Most miscellaneous itemized deductions, including notably the deduction for the payment of management fees to investment managers, will be eliminated.
Contributions to Retirement Plans
The IRA contribution limit for 2018 remains unchanged at $5,500. Individuals over age 50 may also make a “catch up” contribution of $1,000. Contributions to an IRA prior to April 15, 2018 can count as a 2017 contribution.
The maximum amount that may be contributed to a 401(K) during 2017 is $18,000, increasing to $18,500 in 2018. Individuals over age 50 may make a “catch up” contribution of $6,000 in 2017 or 2018.
Reporting Foreign Gifts
If the value of the aggregate “foreign gifts” received by a U.S. individual (other than an exempt Code Sec. 501(c) organization) exceeds a threshold amount, the U.S. individual must report each “foreign gift” to the IRS. Different reporting thresholds apply for gifts received for (a) nonresident alien individuals or foreign estates, and (b) foreign partnerships or foreign corporations. For gifts from a nonresident alien individual or foreign estate, reporting is required only if the aggregate amount of gifts from that individual exceeds $100,000 during the tax year.

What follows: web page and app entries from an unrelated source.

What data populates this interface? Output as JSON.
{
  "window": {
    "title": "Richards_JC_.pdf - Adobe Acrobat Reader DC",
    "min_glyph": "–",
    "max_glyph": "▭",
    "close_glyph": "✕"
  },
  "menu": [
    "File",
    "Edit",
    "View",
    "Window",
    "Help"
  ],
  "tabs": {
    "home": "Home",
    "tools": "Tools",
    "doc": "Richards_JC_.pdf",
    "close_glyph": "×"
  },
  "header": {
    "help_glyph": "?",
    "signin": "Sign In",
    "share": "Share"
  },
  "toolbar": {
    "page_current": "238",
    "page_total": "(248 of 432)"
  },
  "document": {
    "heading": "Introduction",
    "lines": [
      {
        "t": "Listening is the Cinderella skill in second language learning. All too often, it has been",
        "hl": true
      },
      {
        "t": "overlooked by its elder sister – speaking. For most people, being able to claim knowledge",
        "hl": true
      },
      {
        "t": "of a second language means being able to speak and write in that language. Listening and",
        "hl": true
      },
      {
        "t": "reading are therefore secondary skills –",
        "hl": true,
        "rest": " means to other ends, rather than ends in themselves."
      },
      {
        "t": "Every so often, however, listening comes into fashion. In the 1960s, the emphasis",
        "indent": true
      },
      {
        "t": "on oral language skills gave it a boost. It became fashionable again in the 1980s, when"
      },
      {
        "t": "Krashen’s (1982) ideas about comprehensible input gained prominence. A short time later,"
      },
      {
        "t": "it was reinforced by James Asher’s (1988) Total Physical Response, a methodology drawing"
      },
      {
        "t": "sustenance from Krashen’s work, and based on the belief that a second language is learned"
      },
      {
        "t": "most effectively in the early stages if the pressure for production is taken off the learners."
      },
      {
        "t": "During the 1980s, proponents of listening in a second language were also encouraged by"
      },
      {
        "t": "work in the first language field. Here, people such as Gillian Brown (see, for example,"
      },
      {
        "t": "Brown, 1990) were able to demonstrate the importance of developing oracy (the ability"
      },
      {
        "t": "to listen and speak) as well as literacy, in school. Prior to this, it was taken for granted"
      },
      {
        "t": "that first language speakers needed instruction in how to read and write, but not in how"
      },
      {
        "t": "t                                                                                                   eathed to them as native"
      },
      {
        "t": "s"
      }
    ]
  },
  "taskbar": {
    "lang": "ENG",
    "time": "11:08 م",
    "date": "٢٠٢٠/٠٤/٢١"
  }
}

For gifts from foreign corporations and foreign partnerships, the reporting threshold amount will increase to $16,111 in 2018. Distributions from a foreign trust to a U.S. individual beneficiary in any amount must be reported.
For 2018, an individual with “average annual net income tax” of more than $165,000 for the first five tax years ending before the date of the loss of U.S. citizenship will be considered a covered expatriate. Under a mark-to-market deemed sale rule, all property of a covered expatriate is treated as sold on the day before the expatriation date for its fair market value. However, for 2018, the amount that would otherwise be includible in the gross income of any individual under these mark-to-market rules will be reduced by $713,000 (up from $699,000 for 2017).

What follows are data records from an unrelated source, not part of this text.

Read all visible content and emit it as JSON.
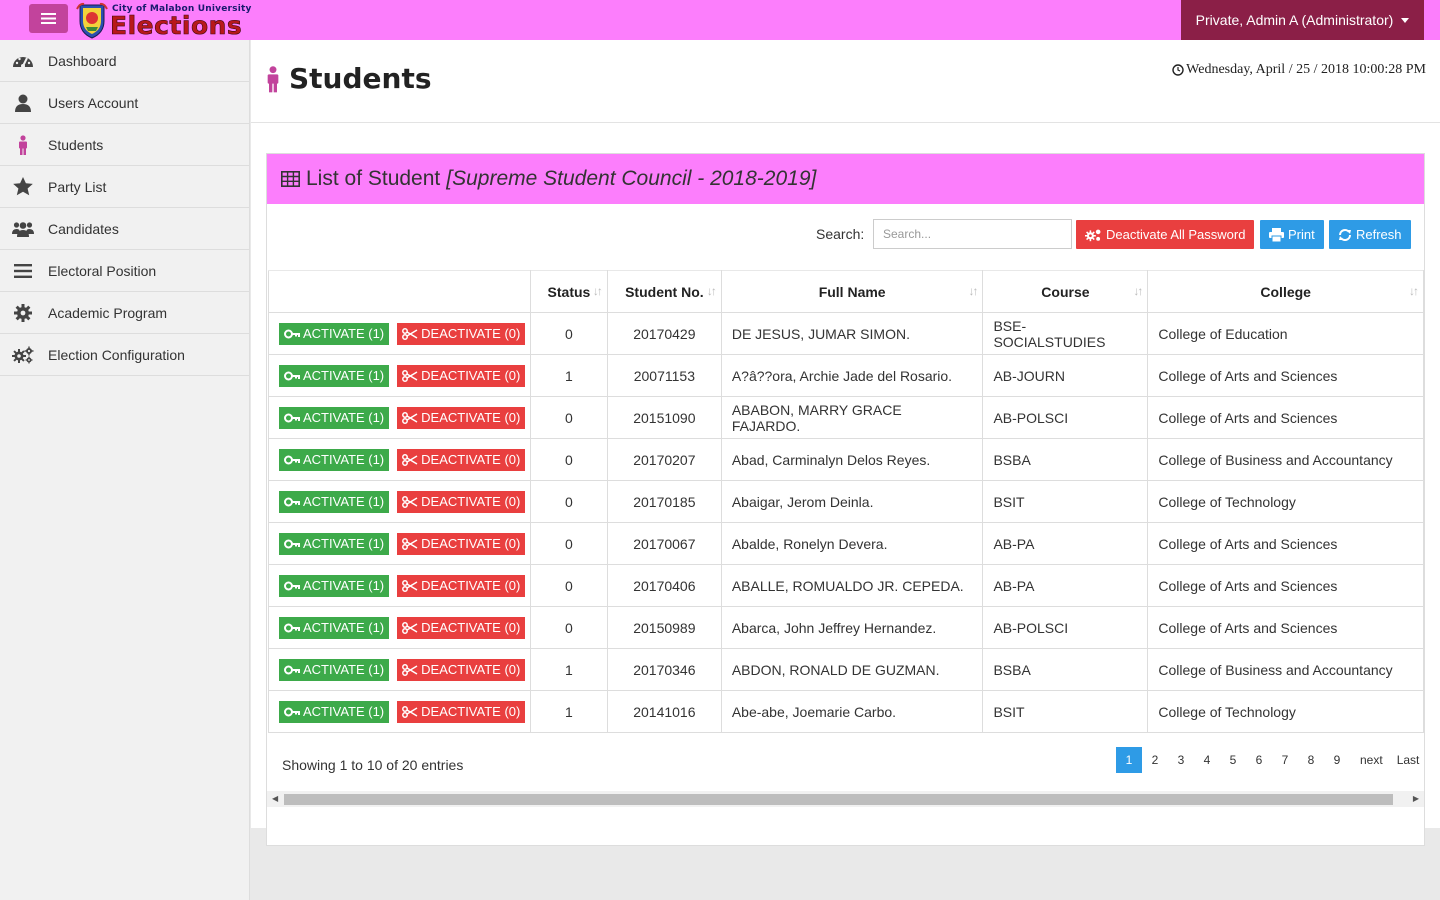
{
  "brand": {
    "top": "City of Malabon University",
    "main": "Elections"
  },
  "user_menu": "Private, Admin A (Administrator)",
  "sidebar": {
    "items": [
      {
        "label": "Dashboard",
        "icon": "dashboard-icon"
      },
      {
        "label": "Users Account",
        "icon": "user-icon"
      },
      {
        "label": "Students",
        "icon": "student-icon"
      },
      {
        "label": "Party List",
        "icon": "star-icon"
      },
      {
        "label": "Candidates",
        "icon": "users-icon"
      },
      {
        "label": "Electoral Position",
        "icon": "bars-icon"
      },
      {
        "label": "Academic Program",
        "icon": "gear-icon"
      },
      {
        "label": "Election Configuration",
        "icon": "gears-icon"
      }
    ]
  },
  "page": {
    "title": "Students",
    "datetime": "Wednesday, April / 25 / 2018 10:00:28 PM"
  },
  "panel": {
    "title": "List of Student",
    "subtitle": "[Supreme Student Council - 2018-2019]"
  },
  "toolbar": {
    "search_label": "Search:",
    "search_placeholder": "Search...",
    "deactivate_all": "Deactivate All Password",
    "print": "Print",
    "refresh": "Refresh"
  },
  "table": {
    "headers": [
      "Status",
      "Student No.",
      "Full Name",
      "Course",
      "College"
    ],
    "activate_label": "ACTIVATE (1)",
    "deactivate_label": "DEACTIVATE (0)",
    "rows": [
      {
        "status": "0",
        "student_no": "20170429",
        "name": "DE JESUS, JUMAR SIMON.",
        "course": "BSE-SOCIALSTUDIES",
        "college": "College of Education"
      },
      {
        "status": "1",
        "student_no": "20071153",
        "name": "A?â??ora, Archie Jade del Rosario.",
        "course": "AB-JOURN",
        "college": "College of Arts and Sciences"
      },
      {
        "status": "0",
        "student_no": "20151090",
        "name": "ABABON, MARRY GRACE FAJARDO.",
        "course": "AB-POLSCI",
        "college": "College of Arts and Sciences"
      },
      {
        "status": "0",
        "student_no": "20170207",
        "name": "Abad, Carminalyn Delos Reyes.",
        "course": "BSBA",
        "college": "College of Business and Accountancy"
      },
      {
        "status": "0",
        "student_no": "20170185",
        "name": "Abaigar, Jerom Deinla.",
        "course": "BSIT",
        "college": "College of Technology"
      },
      {
        "status": "0",
        "student_no": "20170067",
        "name": "Abalde, Ronelyn Devera.",
        "course": "AB-PA",
        "college": "College of Arts and Sciences"
      },
      {
        "status": "0",
        "student_no": "20170406",
        "name": "ABALLE, ROMUALDO JR. CEPEDA.",
        "course": "AB-PA",
        "college": "College of Arts and Sciences"
      },
      {
        "status": "0",
        "student_no": "20150989",
        "name": "Abarca, John Jeffrey Hernandez.",
        "course": "AB-POLSCI",
        "college": "College of Arts and Sciences"
      },
      {
        "status": "1",
        "student_no": "20170346",
        "name": "ABDON, RONALD DE GUZMAN.",
        "course": "BSBA",
        "college": "College of Business and Accountancy"
      },
      {
        "status": "1",
        "student_no": "20141016",
        "name": "Abe-abe, Joemarie Carbo.",
        "course": "BSIT",
        "college": "College of Technology"
      }
    ]
  },
  "footer": {
    "info": "Showing 1 to 10 of 20 entries",
    "pages": [
      "1",
      "2",
      "3",
      "4",
      "5",
      "6",
      "7",
      "8",
      "9"
    ],
    "next": "next",
    "last": "Last"
  },
  "colors": {
    "topbar": "#fc7efc",
    "accent": "#c2439c",
    "user_menu": "#8b1f47",
    "green": "#3daa4a",
    "red": "#e93f3f",
    "blue": "#2e9be6"
  }
}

Estate, Gift and Generation-Skipping Transfer Taxes
The Tax Bill doubles the gift, estate and generation-skipping transfer tax exemption from $5,600,000 (for 2018 under current law) to $11,200,000 per individual (or $22,400,000 for married couples). The gift, estate and generation-skipping transfer taxes will not be repealed under the Tax Bill. Portability of a deceased spouse’s unused estate tax exemption (but not generation-skipping transfer tax exemption) to the surviving spouse remains viable under the Tax Bill.
State Estate and Gift Taxes

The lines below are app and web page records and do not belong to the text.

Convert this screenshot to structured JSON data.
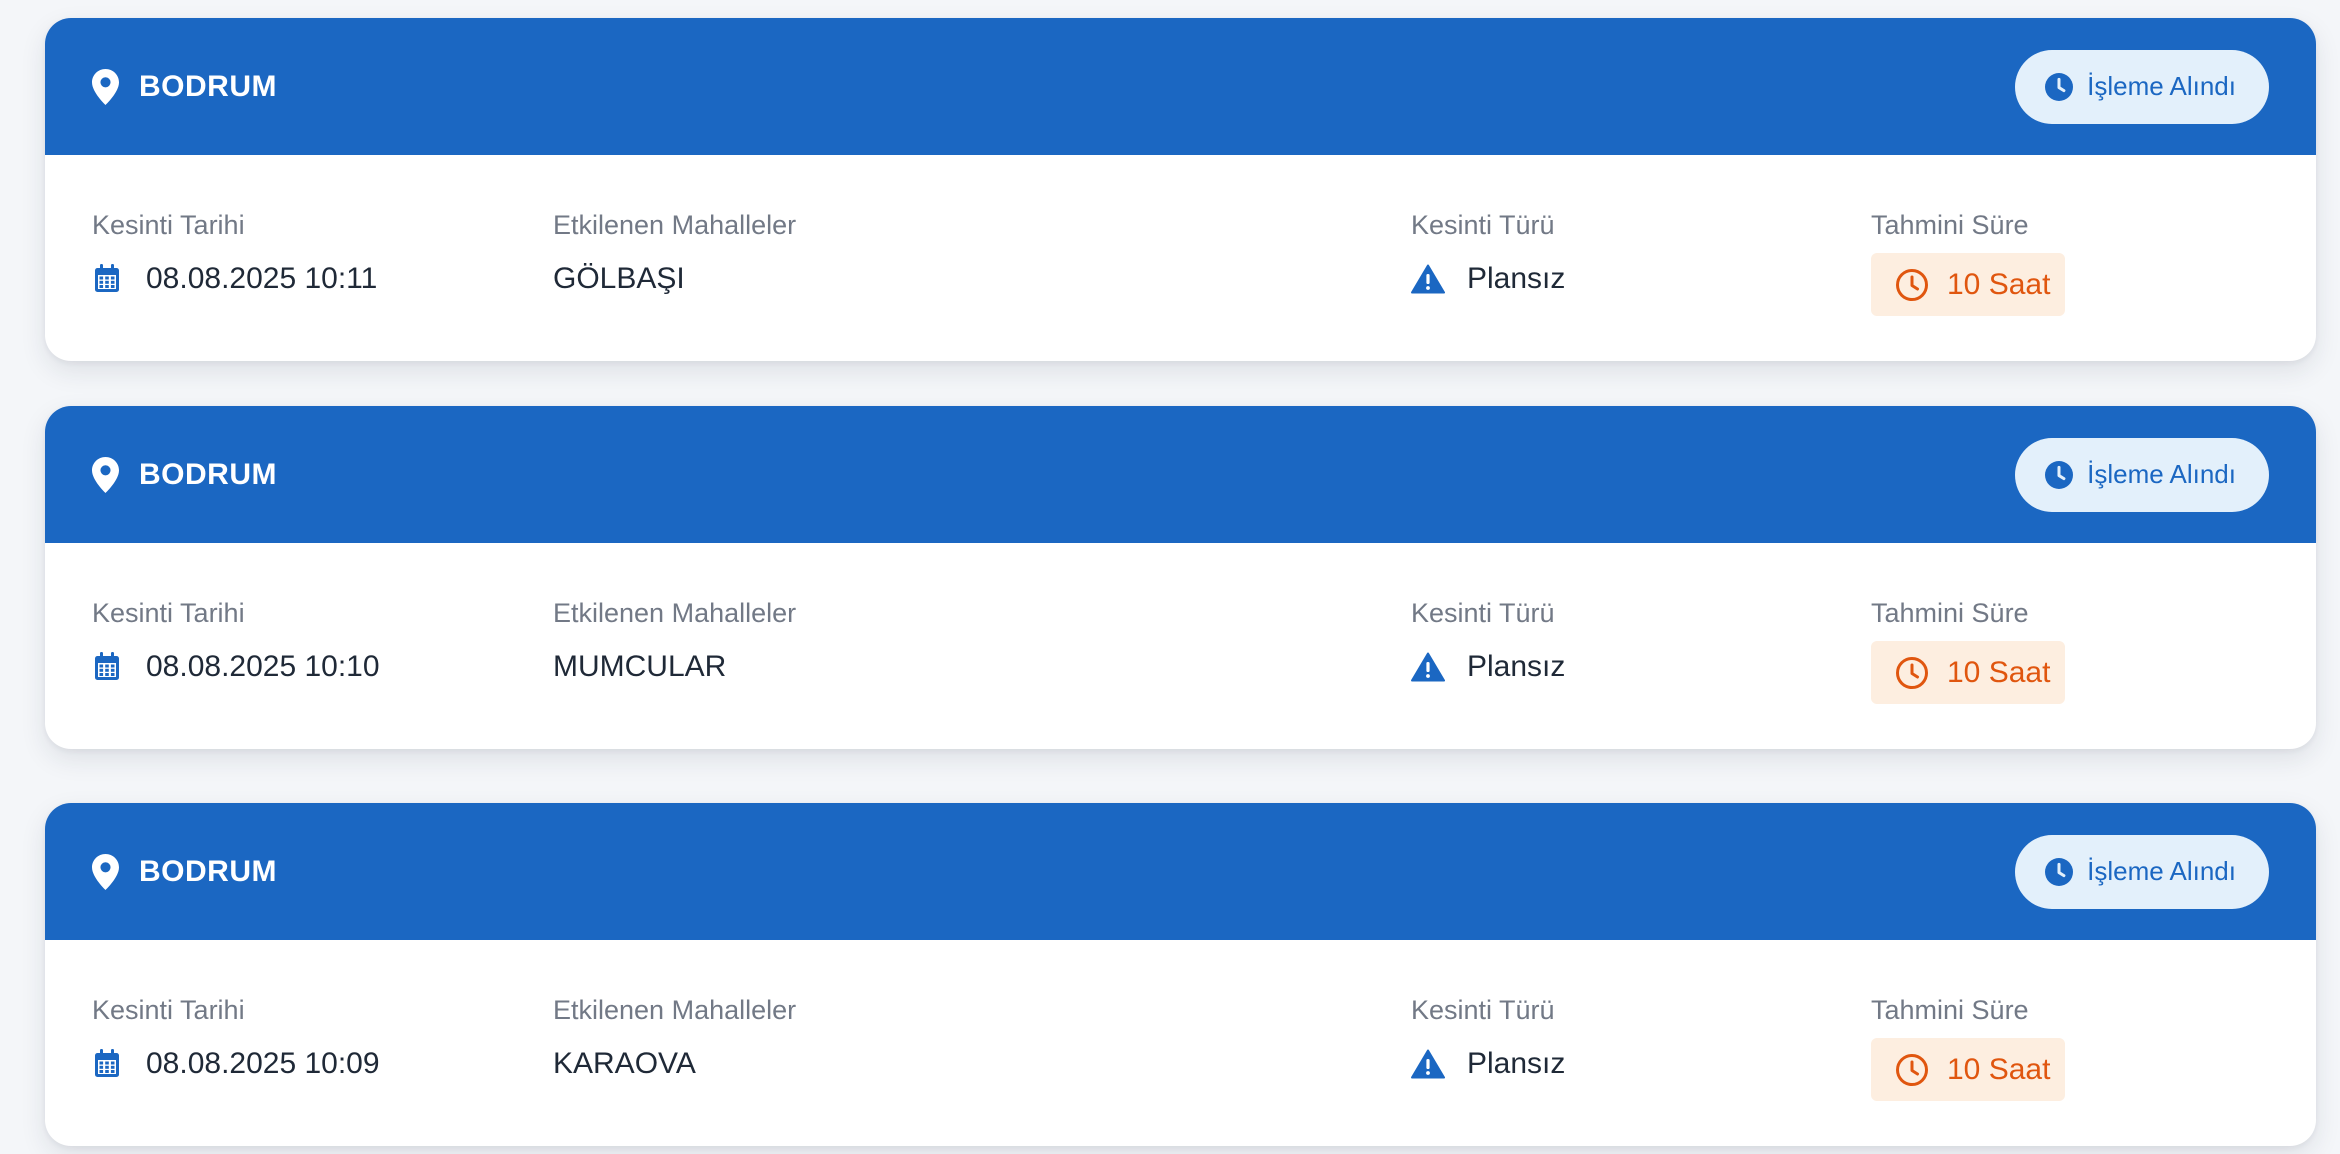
{
  "colors": {
    "header_blue": "#1b67c2",
    "badge_bg": "#e3f0fb",
    "duration_orange": "#e0560f",
    "duration_bg": "#fdeee0"
  },
  "icons": {
    "location": "map-pin-icon",
    "status": "clock-filled-icon",
    "date": "calendar-icon",
    "type": "warning-triangle-icon",
    "duration": "clock-outline-icon"
  },
  "labels": {
    "date": "Kesinti Tarihi",
    "area": "Etkilenen Mahalleler",
    "type": "Kesinti Türü",
    "duration": "Tahmini Süre"
  },
  "outages": [
    {
      "district": "BODRUM",
      "status": "İşleme Alındı",
      "date": "08.08.2025 10:11",
      "neighborhoods": "GÖLBAŞI",
      "type": "Plansız",
      "duration": "10 Saat"
    },
    {
      "district": "BODRUM",
      "status": "İşleme Alındı",
      "date": "08.08.2025 10:10",
      "neighborhoods": "MUMCULAR",
      "type": "Plansız",
      "duration": "10 Saat"
    },
    {
      "district": "BODRUM",
      "status": "İşleme Alındı",
      "date": "08.08.2025 10:09",
      "neighborhoods": "KARAOVA",
      "type": "Plansız",
      "duration": "10 Saat"
    }
  ]
}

New York’s exemption from estate tax is currently $5,250,000 and will equal whatever the federal exemption in 2019 would have been pursuant to the laws in effect on January 1, 2014 (meaning the New York exemption will not double as a result of the Tax Bill). However, estates worth more than 105% of the New York exemption are subject to tax on the entire estate, without any benefit from the exemption. New York has no gift tax, but does include gifts made within 3 years of death in the estates of New York resident decedents. New York does not provide for portability of a deceased spouse’s unused estate tax exemption.
New Jersey’s estate tax applies to estates in excess of $2,000,000 for decedents dying during 2017, with a top rate of 16%. However, the New Jersey estate tax is repealed for decedents dying on or after January 1, 2018. New Jersey does not have a gift tax, but it does impose an inheritance tax on transfers to collateral relatives or non-relatives. This inheritance tax will continue after the estate tax is repealed.
In 2017, Connecticut’s estate and gift taxes apply to estates and aggregate gifts in excess of $2,000,000, with a top rate of 12%. The exemption will rise to $2,600,000 in 2018, and then to $3,600,000 in 2019, with the exemption ultimately matching the federal exemption in 2020. Unlike New York, the Connecticut exemption after 2019 will be calculated using the federal exemptions in effect at the death of the decedent or at the time of the gift, so under its current laws, the Connecticut exemptions will jump substantially in 2020. Connecticut does not provide for portability of a deceased spouse’s unused estate tax exemption.
For additional information on recent tax developments with respect to private wealth planning, please contact one of the attorneys listed below.